Exercise ▸ Write out all the data again, exactly as shown.

----- Records supplied

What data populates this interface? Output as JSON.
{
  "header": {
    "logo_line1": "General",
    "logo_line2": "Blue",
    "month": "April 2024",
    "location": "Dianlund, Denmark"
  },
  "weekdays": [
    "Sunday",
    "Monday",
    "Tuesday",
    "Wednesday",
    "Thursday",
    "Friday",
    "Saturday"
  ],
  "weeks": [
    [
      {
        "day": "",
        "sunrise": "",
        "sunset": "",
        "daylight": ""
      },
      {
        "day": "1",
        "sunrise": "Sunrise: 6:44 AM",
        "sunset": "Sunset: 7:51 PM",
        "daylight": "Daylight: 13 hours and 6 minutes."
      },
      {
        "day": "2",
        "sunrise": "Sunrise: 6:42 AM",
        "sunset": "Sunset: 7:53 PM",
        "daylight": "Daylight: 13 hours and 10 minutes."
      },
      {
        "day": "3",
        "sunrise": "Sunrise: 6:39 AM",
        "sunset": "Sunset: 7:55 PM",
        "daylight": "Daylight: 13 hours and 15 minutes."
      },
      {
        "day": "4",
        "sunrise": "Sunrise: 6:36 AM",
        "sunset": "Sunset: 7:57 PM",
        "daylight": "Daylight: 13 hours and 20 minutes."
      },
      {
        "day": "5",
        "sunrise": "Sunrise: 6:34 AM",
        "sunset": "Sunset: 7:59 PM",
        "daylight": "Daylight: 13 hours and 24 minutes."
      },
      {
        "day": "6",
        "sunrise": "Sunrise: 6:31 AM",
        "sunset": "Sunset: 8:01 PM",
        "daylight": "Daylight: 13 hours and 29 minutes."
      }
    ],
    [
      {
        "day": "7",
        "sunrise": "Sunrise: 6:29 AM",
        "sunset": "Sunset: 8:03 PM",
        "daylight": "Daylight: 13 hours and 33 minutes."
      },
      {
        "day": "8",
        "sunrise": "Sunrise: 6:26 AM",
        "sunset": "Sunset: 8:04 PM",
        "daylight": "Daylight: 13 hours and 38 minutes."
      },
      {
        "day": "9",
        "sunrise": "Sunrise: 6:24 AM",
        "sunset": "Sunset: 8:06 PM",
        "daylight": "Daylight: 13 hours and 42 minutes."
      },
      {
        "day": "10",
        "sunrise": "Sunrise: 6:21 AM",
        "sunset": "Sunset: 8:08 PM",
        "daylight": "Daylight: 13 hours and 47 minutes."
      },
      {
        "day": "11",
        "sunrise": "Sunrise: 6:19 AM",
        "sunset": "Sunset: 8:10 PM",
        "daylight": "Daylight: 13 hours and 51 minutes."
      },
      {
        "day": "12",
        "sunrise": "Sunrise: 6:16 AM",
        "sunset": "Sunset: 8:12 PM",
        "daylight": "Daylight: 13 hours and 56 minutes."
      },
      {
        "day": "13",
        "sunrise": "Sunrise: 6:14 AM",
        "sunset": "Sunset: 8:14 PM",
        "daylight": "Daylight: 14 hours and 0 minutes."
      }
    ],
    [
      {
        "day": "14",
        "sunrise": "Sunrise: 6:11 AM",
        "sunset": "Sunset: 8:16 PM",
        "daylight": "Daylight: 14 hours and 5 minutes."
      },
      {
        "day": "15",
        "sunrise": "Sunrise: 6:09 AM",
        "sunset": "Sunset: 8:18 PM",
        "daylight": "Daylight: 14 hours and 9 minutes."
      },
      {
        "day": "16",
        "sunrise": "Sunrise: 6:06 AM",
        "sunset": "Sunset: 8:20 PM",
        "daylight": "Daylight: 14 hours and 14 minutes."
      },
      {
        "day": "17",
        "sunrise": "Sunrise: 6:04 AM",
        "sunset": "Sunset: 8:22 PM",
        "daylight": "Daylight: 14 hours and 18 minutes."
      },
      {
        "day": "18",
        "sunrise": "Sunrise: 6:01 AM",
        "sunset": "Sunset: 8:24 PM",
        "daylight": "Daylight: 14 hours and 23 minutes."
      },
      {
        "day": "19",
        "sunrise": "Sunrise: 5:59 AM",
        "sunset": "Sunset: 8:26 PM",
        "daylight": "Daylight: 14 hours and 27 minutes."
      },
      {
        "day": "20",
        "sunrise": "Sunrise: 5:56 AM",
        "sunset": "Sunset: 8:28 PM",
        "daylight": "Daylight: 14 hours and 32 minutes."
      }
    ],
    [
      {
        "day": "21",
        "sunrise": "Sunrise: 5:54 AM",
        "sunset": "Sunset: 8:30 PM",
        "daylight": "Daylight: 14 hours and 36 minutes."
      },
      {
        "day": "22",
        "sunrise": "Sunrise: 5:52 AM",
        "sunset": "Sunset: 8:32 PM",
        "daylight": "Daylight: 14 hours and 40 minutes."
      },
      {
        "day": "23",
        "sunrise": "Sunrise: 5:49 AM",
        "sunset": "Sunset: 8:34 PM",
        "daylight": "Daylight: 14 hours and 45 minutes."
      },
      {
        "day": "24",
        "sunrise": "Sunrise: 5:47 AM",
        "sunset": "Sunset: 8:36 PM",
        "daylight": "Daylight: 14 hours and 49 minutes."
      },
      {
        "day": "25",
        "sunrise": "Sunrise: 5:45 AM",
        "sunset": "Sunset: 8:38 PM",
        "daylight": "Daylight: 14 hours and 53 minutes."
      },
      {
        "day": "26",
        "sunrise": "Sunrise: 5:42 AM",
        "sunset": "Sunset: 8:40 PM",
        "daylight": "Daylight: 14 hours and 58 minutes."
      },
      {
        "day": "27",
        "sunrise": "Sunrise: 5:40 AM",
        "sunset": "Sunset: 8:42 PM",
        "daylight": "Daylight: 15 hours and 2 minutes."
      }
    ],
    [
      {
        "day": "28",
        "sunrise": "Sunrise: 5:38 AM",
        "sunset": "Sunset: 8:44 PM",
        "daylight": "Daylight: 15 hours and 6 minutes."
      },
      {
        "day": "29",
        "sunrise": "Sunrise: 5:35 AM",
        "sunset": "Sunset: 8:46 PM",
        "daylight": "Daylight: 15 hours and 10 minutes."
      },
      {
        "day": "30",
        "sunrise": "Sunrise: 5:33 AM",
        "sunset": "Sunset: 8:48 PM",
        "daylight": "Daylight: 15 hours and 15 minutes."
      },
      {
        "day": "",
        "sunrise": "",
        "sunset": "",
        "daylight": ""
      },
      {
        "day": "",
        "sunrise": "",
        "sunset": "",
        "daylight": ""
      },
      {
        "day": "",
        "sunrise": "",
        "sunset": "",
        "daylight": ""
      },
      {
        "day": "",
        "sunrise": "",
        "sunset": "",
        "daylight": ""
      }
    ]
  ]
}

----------

Task response ▸
What data populates this interface? Output as JSON.
{
  "header": {
    "logo_line1": "General",
    "logo_line2": "Blue",
    "month": "April 2024",
    "location": "Dianlund, Denmark"
  },
  "weekdays": [
    "Sunday",
    "Monday",
    "Tuesday",
    "Wednesday",
    "Thursday",
    "Friday",
    "Saturday"
  ],
  "weeks": [
    [
      {
        "day": "",
        "sunrise": "",
        "sunset": "",
        "daylight": ""
      },
      {
        "day": "1",
        "sunrise": "Sunrise: 6:44 AM",
        "sunset": "Sunset: 7:51 PM",
        "daylight": "Daylight: 13 hours and 6 minutes."
      },
      {
        "day": "2",
        "sunrise": "Sunrise: 6:42 AM",
        "sunset": "Sunset: 7:53 PM",
        "daylight": "Daylight: 13 hours and 10 minutes."
      },
      {
        "day": "3",
        "sunrise": "Sunrise: 6:39 AM",
        "sunset": "Sunset: 7:55 PM",
        "daylight": "Daylight: 13 hours and 15 minutes."
      },
      {
        "day": "4",
        "sunrise": "Sunrise: 6:36 AM",
        "sunset": "Sunset: 7:57 PM",
        "daylight": "Daylight: 13 hours and 20 minutes."
      },
      {
        "day": "5",
        "sunrise": "Sunrise: 6:34 AM",
        "sunset": "Sunset: 7:59 PM",
        "daylight": "Daylight: 13 hours and 24 minutes."
      },
      {
        "day": "6",
        "sunrise": "Sunrise: 6:31 AM",
        "sunset": "Sunset: 8:01 PM",
        "daylight": "Daylight: 13 hours and 29 minutes."
      }
    ],
    [
      {
        "day": "7",
        "sunrise": "Sunrise: 6:29 AM",
        "sunset": "Sunset: 8:03 PM",
        "daylight": "Daylight: 13 hours and 33 minutes."
      },
      {
        "day": "8",
        "sunrise": "Sunrise: 6:26 AM",
        "sunset": "Sunset: 8:04 PM",
        "daylight": "Daylight: 13 hours and 38 minutes."
      },
      {
        "day": "9",
        "sunrise": "Sunrise: 6:24 AM",
        "sunset": "Sunset: 8:06 PM",
        "daylight": "Daylight: 13 hours and 42 minutes."
      },
      {
        "day": "10",
        "sunrise": "Sunrise: 6:21 AM",
        "sunset": "Sunset: 8:08 PM",
        "daylight": "Daylight: 13 hours and 47 minutes."
      },
      {
        "day": "11",
        "sunrise": "Sunrise: 6:19 AM",
        "sunset": "Sunset: 8:10 PM",
        "daylight": "Daylight: 13 hours and 51 minutes."
      },
      {
        "day": "12",
        "sunrise": "Sunrise: 6:16 AM",
        "sunset": "Sunset: 8:12 PM",
        "daylight": "Daylight: 13 hours and 56 minutes."
      },
      {
        "day": "13",
        "sunrise": "Sunrise: 6:14 AM",
        "sunset": "Sunset: 8:14 PM",
        "daylight": "Daylight: 14 hours and 0 minutes."
      }
    ],
    [
      {
        "day": "14",
        "sunrise": "Sunrise: 6:11 AM",
        "sunset": "Sunset: 8:16 PM",
        "daylight": "Daylight: 14 hours and 5 minutes."
      },
      {
        "day": "15",
        "sunrise": "Sunrise: 6:09 AM",
        "sunset": "Sunset: 8:18 PM",
        "daylight": "Daylight: 14 hours and 9 minutes."
      },
      {
        "day": "16",
        "sunrise": "Sunrise: 6:06 AM",
        "sunset": "Sunset: 8:20 PM",
        "daylight": "Daylight: 14 hours and 14 minutes."
      },
      {
        "day": "17",
        "sunrise": "Sunrise: 6:04 AM",
        "sunset": "Sunset: 8:22 PM",
        "daylight": "Daylight: 14 hours and 18 minutes."
      },
      {
        "day": "18",
        "sunrise": "Sunrise: 6:01 AM",
        "sunset": "Sunset: 8:24 PM",
        "daylight": "Daylight: 14 hours and 23 minutes."
      },
      {
        "day": "19",
        "sunrise": "Sunrise: 5:59 AM",
        "sunset": "Sunset: 8:26 PM",
        "daylight": "Daylight: 14 hours and 27 minutes."
      },
      {
        "day": "20",
        "sunrise": "Sunrise: 5:56 AM",
        "sunset": "Sunset: 8:28 PM",
        "daylight": "Daylight: 14 hours and 32 minutes."
      }
    ],
    [
      {
        "day": "21",
        "sunrise": "Sunrise: 5:54 AM",
        "sunset": "Sunset: 8:30 PM",
        "daylight": "Daylight: 14 hours and 36 minutes."
      },
      {
        "day": "22",
        "sunrise": "Sunrise: 5:52 AM",
        "sunset": "Sunset: 8:32 PM",
        "daylight": "Daylight: 14 hours and 40 minutes."
      },
      {
        "day": "23",
        "sunrise": "Sunrise: 5:49 AM",
        "sunset": "Sunset: 8:34 PM",
        "daylight": "Daylight: 14 hours and 45 minutes."
      },
      {
        "day": "24",
        "sunrise": "Sunrise: 5:47 AM",
        "sunset": "Sunset: 8:36 PM",
        "daylight": "Daylight: 14 hours and 49 minutes."
      },
      {
        "day": "25",
        "sunrise": "Sunrise: 5:45 AM",
        "sunset": "Sunset: 8:38 PM",
        "daylight": "Daylight: 14 hours and 53 minutes."
      },
      {
        "day": "26",
        "sunrise": "Sunrise: 5:42 AM",
        "sunset": "Sunset: 8:40 PM",
        "daylight": "Daylight: 14 hours and 58 minutes."
      },
      {
        "day": "27",
        "sunrise": "Sunrise: 5:40 AM",
        "sunset": "Sunset: 8:42 PM",
        "daylight": "Daylight: 15 hours and 2 minutes."
      }
    ],
    [
      {
        "day": "28",
        "sunrise": "Sunrise: 5:38 AM",
        "sunset": "Sunset: 8:44 PM",
        "daylight": "Daylight: 15 hours and 6 minutes."
      },
      {
        "day": "29",
        "sunrise": "Sunrise: 5:35 AM",
        "sunset": "Sunset: 8:46 PM",
        "daylight": "Daylight: 15 hours and 10 minutes."
      },
      {
        "day": "30",
        "sunrise": "Sunrise: 5:33 AM",
        "sunset": "Sunset: 8:48 PM",
        "daylight": "Daylight: 15 hours and 15 minutes."
      },
      {
        "day": "",
        "sunrise": "",
        "sunset": "",
        "daylight": ""
      },
      {
        "day": "",
        "sunrise": "",
        "sunset": "",
        "daylight": ""
      },
      {
        "day": "",
        "sunrise": "",
        "sunset": "",
        "daylight": ""
      },
      {
        "day": "",
        "sunrise": "",
        "sunset": "",
        "daylight": ""
      }
    ]
  ]
}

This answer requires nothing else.